*What to produce*: Without altering a word, return the records below, but exclude the pictures.

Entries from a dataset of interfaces
════
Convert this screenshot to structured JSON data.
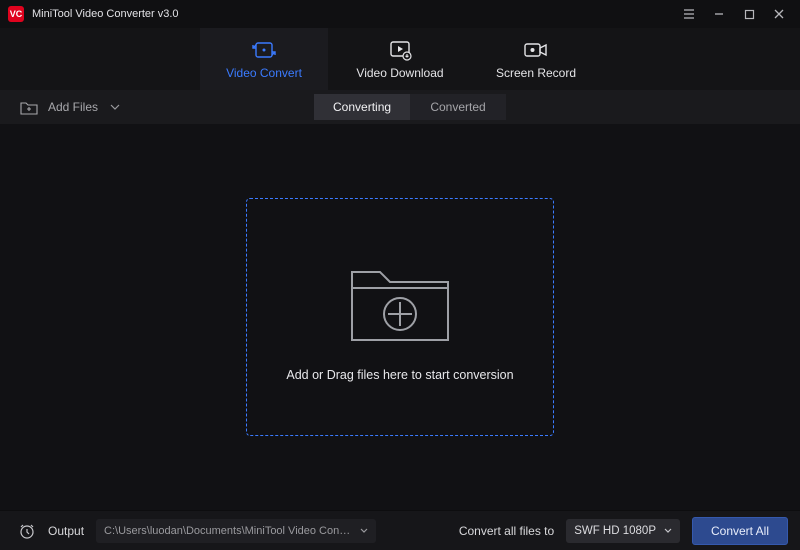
{
  "app": {
    "title": "MiniTool Video Converter v3.0",
    "logo_text": "VC"
  },
  "modes": {
    "video_convert": "Video Convert",
    "video_download": "Video Download",
    "screen_record": "Screen Record"
  },
  "toolbar": {
    "add_files": "Add Files"
  },
  "tabs": {
    "converting": "Converting",
    "converted": "Converted"
  },
  "dropzone": {
    "message": "Add or Drag files here to start conversion"
  },
  "footer": {
    "output_label": "Output",
    "output_path": "C:\\Users\\luodan\\Documents\\MiniTool Video Converter\\output",
    "convert_to_label": "Convert all files to",
    "format": "SWF HD 1080P",
    "convert_all": "Convert All"
  },
  "colors": {
    "accent": "#3b7bff",
    "brand": "#e0031e"
  }
}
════
*Expected output*:
Convert this screenshot to structured JSON data.
{
  "app": {
    "title": "MiniTool Video Converter v3.0",
    "logo_text": "VC"
  },
  "modes": {
    "video_convert": "Video Convert",
    "video_download": "Video Download",
    "screen_record": "Screen Record"
  },
  "toolbar": {
    "add_files": "Add Files"
  },
  "tabs": {
    "converting": "Converting",
    "converted": "Converted"
  },
  "dropzone": {
    "message": "Add or Drag files here to start conversion"
  },
  "footer": {
    "output_label": "Output",
    "output_path": "C:\\Users\\luodan\\Documents\\MiniTool Video Converter\\output",
    "convert_to_label": "Convert all files to",
    "format": "SWF HD 1080P",
    "convert_all": "Convert All"
  },
  "colors": {
    "accent": "#3b7bff",
    "brand": "#e0031e"
  }
}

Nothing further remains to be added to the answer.